Goal of the exercise: Work through the records that follow and return each line containing the word "HTML".

** Opening Provided material block **

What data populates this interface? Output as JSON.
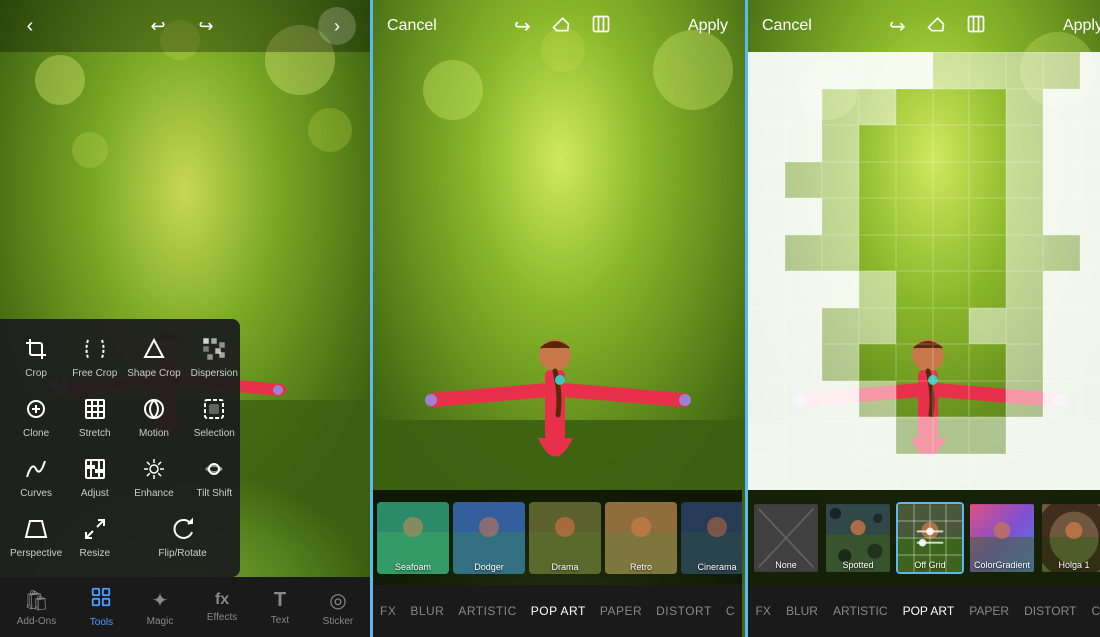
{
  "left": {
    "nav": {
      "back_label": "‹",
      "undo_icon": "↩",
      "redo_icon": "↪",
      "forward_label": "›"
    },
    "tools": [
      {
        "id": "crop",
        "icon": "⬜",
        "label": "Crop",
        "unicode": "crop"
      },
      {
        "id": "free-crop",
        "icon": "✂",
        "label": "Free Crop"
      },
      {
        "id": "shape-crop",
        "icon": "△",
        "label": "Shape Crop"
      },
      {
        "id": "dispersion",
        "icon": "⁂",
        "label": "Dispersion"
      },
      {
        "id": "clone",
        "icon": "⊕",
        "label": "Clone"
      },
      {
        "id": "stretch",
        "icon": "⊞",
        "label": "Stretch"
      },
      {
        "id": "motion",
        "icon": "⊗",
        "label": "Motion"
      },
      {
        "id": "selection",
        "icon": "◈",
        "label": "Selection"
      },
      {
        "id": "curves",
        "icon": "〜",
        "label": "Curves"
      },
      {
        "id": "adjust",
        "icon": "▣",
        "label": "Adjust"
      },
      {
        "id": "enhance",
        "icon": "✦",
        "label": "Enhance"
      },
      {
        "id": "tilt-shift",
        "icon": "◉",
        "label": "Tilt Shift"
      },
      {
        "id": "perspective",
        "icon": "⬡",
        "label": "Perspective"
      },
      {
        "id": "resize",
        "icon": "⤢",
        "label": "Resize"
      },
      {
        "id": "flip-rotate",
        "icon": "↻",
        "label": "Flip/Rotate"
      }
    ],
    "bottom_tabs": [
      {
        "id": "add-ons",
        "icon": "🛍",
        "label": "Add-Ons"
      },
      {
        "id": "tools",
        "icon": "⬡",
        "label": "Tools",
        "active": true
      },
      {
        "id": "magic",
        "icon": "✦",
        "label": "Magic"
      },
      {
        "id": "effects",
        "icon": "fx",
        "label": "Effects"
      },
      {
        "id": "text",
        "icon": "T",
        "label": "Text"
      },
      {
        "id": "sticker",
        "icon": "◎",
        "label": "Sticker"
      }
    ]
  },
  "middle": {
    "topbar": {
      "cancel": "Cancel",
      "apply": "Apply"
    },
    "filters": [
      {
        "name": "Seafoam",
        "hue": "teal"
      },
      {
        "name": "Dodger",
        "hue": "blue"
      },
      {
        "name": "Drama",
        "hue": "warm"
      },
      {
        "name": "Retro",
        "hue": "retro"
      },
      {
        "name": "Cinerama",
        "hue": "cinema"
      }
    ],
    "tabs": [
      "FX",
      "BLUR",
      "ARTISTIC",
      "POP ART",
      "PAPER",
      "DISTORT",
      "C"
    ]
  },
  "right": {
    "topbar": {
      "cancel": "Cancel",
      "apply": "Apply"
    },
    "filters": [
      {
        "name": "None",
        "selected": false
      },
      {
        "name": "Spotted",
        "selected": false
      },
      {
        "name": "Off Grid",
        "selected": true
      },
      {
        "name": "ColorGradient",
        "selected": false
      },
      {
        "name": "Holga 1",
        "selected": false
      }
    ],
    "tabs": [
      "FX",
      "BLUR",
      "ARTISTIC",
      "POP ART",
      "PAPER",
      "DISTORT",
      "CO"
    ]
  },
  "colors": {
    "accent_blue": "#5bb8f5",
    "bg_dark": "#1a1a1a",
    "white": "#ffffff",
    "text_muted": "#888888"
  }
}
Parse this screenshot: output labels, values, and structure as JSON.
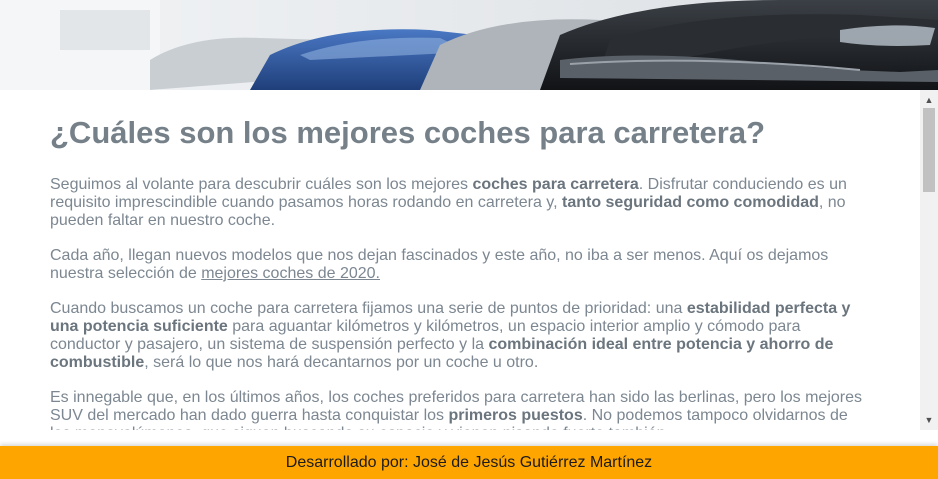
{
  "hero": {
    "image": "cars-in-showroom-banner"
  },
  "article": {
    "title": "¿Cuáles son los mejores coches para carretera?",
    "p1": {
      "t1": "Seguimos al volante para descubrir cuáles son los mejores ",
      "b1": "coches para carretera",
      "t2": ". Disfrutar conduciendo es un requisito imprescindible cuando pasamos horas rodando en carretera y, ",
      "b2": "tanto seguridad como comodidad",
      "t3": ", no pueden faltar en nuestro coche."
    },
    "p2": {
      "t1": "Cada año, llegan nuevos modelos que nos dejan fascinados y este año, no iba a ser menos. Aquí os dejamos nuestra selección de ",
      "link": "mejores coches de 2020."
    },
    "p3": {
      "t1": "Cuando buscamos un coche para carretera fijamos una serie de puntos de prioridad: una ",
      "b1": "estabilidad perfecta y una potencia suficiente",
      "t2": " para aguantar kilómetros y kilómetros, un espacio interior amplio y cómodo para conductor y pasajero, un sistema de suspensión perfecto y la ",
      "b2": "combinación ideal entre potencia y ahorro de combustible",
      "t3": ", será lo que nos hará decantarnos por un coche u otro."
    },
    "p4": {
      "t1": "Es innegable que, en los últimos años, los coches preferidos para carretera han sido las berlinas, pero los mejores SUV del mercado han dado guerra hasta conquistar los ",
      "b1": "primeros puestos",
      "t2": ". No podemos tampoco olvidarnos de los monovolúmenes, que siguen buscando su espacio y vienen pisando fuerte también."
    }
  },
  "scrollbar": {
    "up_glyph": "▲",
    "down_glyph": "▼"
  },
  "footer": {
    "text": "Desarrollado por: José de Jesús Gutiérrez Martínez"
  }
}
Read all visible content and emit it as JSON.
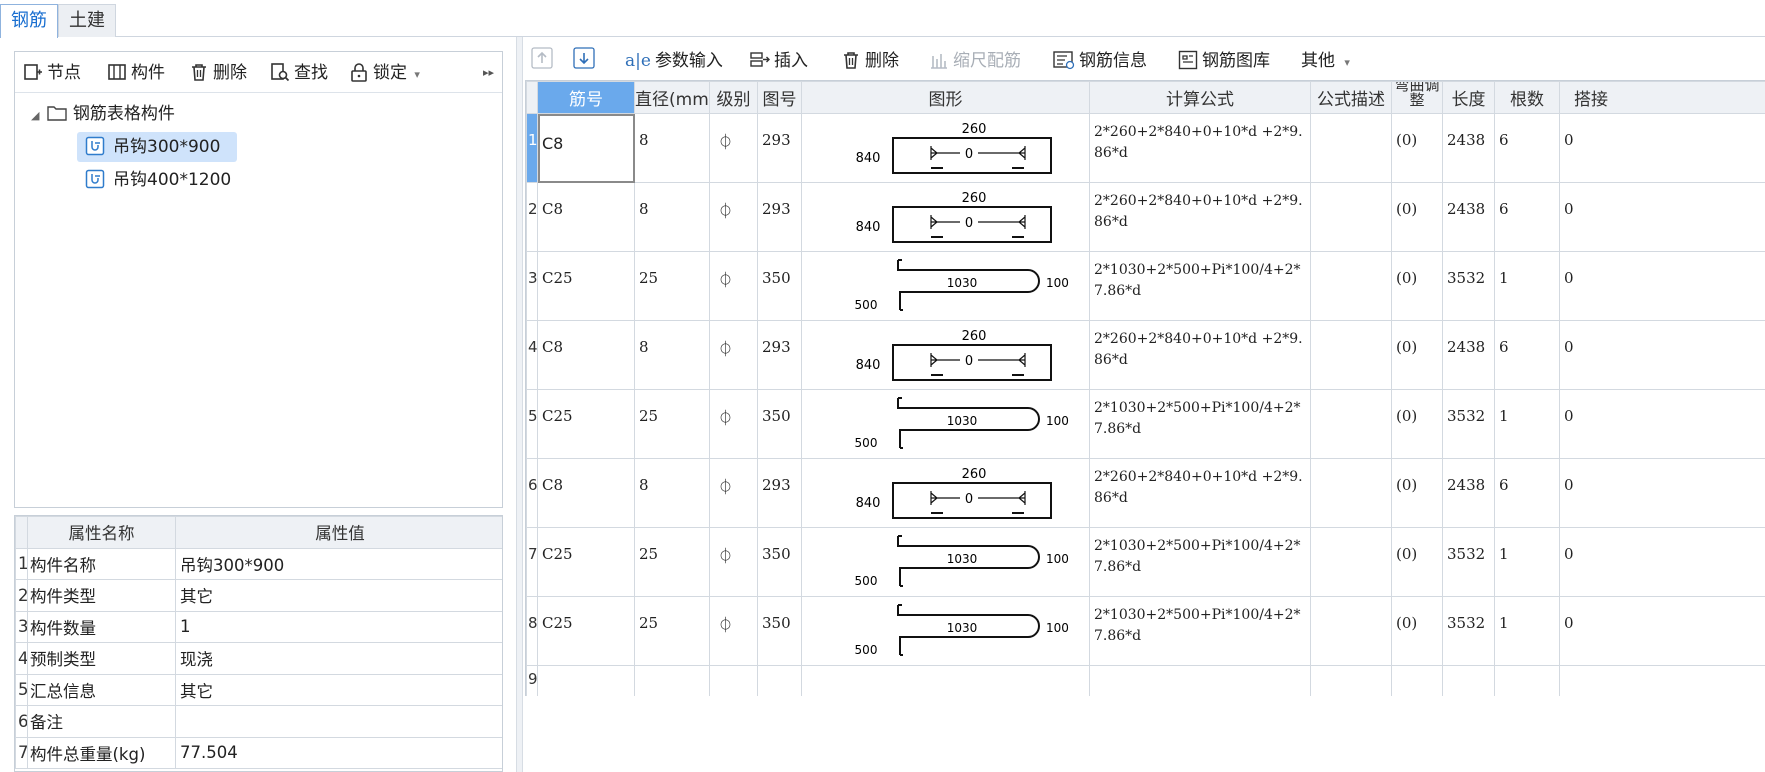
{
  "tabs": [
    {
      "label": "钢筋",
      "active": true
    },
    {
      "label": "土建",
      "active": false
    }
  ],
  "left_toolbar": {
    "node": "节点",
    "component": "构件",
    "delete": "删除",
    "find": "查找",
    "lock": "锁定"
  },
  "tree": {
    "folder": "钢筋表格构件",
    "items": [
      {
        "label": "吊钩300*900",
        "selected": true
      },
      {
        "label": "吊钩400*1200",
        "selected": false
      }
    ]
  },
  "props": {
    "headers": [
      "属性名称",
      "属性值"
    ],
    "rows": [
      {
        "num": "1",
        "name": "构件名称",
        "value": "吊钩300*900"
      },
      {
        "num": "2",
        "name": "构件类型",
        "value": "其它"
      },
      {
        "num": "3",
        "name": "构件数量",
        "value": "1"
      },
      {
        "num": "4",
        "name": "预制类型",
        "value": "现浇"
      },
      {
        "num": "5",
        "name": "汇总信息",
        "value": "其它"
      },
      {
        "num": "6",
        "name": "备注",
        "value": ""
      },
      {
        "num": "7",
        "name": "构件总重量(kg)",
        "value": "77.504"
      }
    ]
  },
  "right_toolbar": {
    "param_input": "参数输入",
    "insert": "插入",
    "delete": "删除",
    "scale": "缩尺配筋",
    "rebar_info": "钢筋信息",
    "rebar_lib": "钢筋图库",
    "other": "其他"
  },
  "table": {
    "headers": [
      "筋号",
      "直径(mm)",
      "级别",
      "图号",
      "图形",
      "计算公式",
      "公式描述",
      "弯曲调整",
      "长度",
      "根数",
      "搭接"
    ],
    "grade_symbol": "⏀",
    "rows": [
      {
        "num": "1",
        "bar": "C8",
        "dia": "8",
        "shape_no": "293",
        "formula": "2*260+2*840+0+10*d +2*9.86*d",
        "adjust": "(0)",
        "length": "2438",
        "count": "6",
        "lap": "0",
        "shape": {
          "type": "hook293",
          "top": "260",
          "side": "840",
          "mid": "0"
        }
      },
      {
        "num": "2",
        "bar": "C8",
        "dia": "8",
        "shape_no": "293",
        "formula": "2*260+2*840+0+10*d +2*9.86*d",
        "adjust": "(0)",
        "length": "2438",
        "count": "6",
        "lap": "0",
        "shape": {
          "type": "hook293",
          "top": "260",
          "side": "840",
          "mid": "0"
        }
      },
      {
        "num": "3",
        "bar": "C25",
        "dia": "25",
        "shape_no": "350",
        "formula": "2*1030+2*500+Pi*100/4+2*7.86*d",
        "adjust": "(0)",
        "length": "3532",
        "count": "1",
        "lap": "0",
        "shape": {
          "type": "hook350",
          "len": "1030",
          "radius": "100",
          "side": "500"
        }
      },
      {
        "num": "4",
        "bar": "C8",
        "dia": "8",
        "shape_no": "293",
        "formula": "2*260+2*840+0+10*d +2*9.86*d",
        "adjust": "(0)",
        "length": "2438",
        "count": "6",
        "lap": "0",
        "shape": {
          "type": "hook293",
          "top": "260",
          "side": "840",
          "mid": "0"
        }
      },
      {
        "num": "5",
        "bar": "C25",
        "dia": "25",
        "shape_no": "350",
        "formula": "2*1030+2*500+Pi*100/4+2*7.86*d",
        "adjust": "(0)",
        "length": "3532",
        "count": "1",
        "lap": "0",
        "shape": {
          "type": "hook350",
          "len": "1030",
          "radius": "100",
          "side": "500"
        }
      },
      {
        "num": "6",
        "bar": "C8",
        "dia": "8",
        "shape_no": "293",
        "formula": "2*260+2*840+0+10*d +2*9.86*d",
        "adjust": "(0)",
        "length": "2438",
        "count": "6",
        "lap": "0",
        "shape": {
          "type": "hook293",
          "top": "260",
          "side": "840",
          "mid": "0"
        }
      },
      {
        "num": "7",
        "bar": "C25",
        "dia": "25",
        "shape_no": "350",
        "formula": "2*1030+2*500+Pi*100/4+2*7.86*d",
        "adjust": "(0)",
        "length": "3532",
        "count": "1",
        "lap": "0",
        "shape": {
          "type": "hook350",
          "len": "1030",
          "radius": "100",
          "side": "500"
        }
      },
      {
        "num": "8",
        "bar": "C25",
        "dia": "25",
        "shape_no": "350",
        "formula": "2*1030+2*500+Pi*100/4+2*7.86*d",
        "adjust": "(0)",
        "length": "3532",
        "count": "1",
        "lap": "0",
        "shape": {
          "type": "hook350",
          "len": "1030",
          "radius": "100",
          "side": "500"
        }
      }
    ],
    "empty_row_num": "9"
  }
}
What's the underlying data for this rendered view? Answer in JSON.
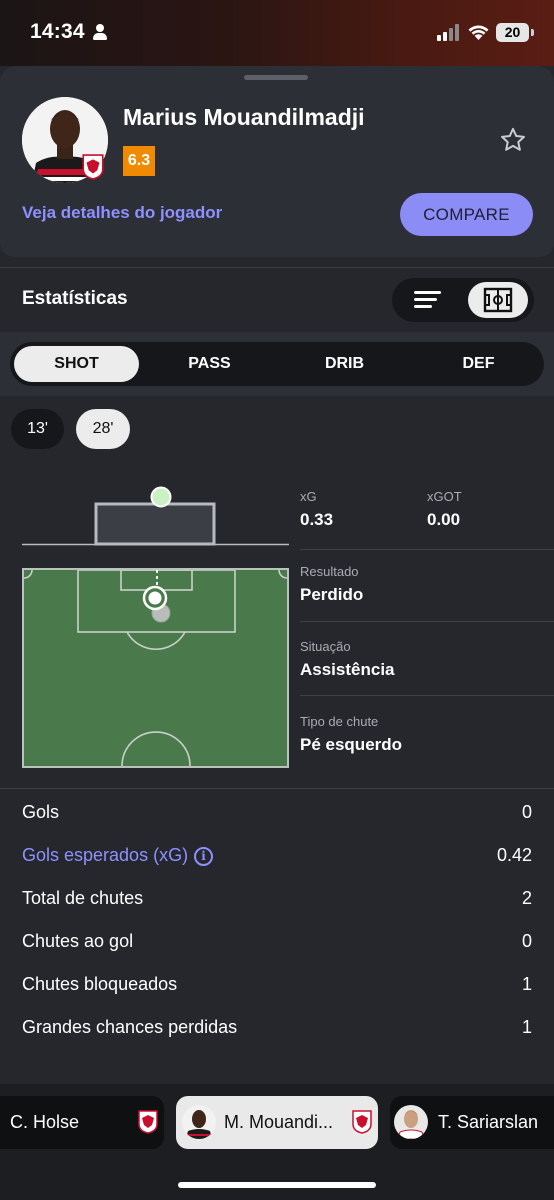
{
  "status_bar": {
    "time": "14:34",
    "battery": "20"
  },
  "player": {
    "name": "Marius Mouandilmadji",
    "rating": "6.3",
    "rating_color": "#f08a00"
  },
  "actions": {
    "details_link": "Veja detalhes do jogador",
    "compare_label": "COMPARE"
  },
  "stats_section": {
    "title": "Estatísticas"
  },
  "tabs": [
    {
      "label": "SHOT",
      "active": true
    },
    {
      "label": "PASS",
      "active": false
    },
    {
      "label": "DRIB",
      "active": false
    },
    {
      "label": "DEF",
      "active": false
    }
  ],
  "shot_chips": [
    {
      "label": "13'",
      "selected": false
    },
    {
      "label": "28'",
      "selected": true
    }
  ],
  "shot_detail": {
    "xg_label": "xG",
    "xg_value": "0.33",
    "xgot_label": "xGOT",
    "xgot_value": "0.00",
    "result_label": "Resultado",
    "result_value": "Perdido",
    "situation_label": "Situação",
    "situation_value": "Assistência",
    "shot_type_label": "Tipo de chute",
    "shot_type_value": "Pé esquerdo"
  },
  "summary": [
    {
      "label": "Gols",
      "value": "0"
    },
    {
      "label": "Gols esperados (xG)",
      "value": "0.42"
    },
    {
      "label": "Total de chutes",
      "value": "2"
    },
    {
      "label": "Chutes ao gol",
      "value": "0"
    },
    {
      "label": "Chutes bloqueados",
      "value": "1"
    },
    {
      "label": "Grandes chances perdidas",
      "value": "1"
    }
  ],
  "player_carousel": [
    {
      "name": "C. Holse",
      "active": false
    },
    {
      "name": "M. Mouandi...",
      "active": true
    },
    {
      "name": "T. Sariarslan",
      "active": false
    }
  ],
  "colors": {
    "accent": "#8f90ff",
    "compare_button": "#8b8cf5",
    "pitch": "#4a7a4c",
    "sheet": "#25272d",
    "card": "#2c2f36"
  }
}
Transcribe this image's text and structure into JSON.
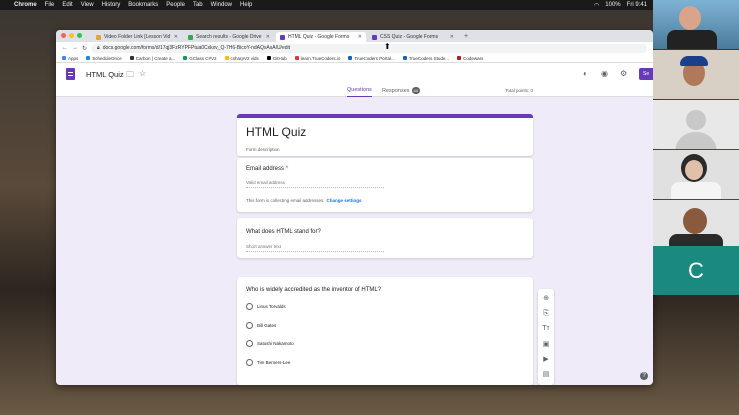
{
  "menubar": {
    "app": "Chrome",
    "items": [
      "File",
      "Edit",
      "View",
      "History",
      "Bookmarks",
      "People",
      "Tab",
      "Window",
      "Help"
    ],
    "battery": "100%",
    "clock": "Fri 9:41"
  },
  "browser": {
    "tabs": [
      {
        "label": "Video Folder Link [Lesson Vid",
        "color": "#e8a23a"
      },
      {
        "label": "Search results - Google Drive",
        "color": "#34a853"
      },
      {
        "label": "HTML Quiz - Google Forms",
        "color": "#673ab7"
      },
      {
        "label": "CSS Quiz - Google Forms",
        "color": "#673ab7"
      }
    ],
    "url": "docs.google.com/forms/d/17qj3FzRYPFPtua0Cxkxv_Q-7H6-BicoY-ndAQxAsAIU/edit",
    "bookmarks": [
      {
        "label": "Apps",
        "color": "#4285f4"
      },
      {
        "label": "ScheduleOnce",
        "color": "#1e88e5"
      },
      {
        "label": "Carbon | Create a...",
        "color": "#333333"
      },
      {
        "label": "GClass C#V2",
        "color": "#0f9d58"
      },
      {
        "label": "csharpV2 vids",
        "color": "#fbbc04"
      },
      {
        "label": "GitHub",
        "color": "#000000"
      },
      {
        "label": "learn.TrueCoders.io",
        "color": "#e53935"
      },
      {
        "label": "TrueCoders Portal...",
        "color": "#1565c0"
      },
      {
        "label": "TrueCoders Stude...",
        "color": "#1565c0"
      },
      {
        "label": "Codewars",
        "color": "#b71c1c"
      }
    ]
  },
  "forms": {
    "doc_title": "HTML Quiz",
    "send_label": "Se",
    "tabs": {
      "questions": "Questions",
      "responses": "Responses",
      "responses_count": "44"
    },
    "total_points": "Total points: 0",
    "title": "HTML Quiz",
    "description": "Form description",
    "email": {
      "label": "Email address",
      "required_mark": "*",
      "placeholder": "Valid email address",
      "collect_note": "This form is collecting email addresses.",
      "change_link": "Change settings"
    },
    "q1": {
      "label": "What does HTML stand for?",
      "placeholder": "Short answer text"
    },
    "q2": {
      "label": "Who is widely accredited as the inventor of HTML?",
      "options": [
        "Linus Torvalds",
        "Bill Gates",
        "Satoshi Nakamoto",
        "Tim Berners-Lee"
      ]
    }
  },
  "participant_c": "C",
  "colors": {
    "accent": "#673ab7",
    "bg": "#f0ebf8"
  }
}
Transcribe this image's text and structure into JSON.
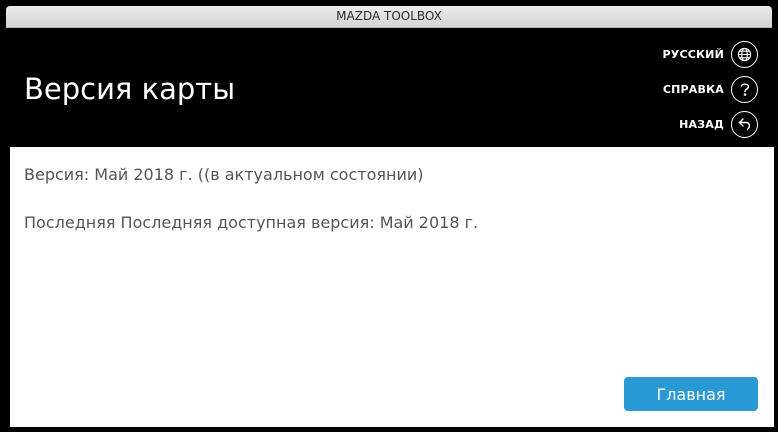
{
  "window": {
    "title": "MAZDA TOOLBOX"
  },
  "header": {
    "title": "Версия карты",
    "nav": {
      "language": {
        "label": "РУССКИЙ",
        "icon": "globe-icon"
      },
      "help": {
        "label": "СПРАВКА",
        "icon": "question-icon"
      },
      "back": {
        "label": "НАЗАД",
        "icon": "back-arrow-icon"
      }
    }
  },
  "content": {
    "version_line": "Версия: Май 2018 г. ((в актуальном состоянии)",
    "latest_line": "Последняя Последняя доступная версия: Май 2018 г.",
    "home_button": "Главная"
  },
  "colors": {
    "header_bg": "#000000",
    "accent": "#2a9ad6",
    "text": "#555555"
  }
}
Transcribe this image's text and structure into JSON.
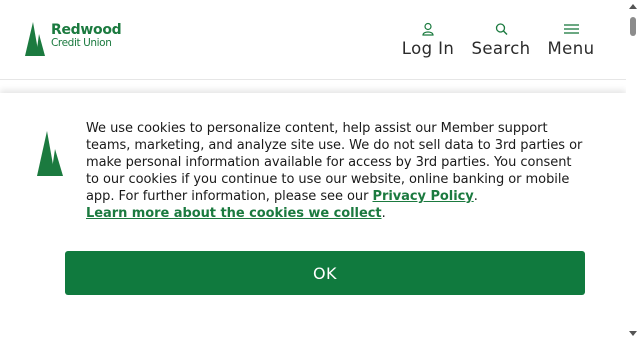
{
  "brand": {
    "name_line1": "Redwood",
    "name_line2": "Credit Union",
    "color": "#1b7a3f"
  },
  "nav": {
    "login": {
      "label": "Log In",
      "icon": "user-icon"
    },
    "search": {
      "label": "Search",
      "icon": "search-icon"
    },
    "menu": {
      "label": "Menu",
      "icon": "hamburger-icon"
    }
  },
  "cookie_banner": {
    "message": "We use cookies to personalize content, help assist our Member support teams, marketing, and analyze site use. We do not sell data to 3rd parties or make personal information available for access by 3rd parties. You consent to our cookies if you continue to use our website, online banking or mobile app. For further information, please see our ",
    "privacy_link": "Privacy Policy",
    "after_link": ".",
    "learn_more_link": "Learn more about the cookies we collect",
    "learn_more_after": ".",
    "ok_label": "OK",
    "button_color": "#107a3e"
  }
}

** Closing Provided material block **

Answer for the task:
        "label": "HTML Quiz - Google Forms",
    "doc_title": "HTML Quiz",
    "title": "HTML Quiz",
      "label": "What does HTML stand for?",
      "label": "Who is widely accredited as the inventor of HTML?",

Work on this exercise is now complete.